- If shocks are correlated, the existence of chains where no agents fail is more likely, and so chains will be longer; however, these longer chains are more sensitive to changes in the probability of the failure of any single agent.
- Shocks that are concentrated within production chains can be less costly than shocks that hit multiple chains, even if their first-order impacts are identical.
- Consider an economy with two production chains, composed of equal sized firms. Let a shock be an instance where a firm fails, causing its production chain to shut down. A shock that hits two firms in production chain 1 (and shuts it down) is less costly than a shock that hits one firm in each chain (shutting down both chains).
- In an economy with 3 chains, a shocks that hits two chains can be transferred so that it affects only chain if the chains’ inputs are substitutes (see Table 1)
- There are three auto manufacturing chains, using three specialized firms each that produce tires, pistons, and other parts.
- Shock A hits all three firms in the production chain for Jaguars. This chain shuts down, but the chains producing BMWs and Toyotas still operate.
- Shock B hits the tire producer for Jaguar, the piston producer for BMW, and the other parts producer for Toyota. However, if these parts can be substituted across firms, then Jaguar’s piston and other parts producers can be reassigned to the BMW and Toyota chains so that, as with shock A, only one chain shuts down.
- Shock C hits all three tire producers. All three chains shut down.
- The author models the correlation of shocks as the probability r≥0 that a firm is in a chain where all firms are failures. Given that a firm is not in such a chain, it fails with independent probability p.
- With specialization, correlation of shocks in production chains leads to higher expected output, higher welfare, longer production chains, and greater sensitivity to shocks.
- This greater sensitivity is the “price we pay” for the higher productivity.

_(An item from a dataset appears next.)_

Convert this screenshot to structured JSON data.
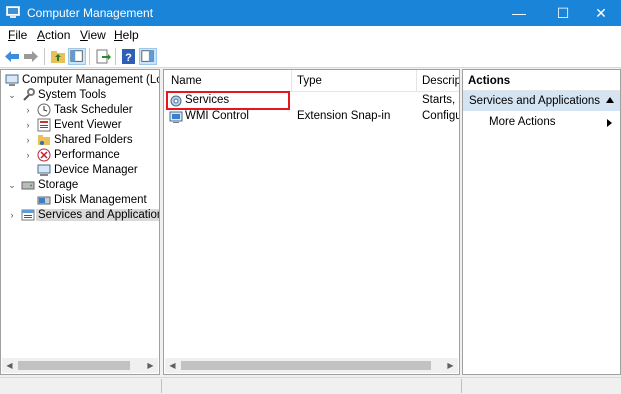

- Correlation of shocks within production chains is less costly than correlation of shocks across chains, especially when inputs in one process can be substitutes for inputs in another.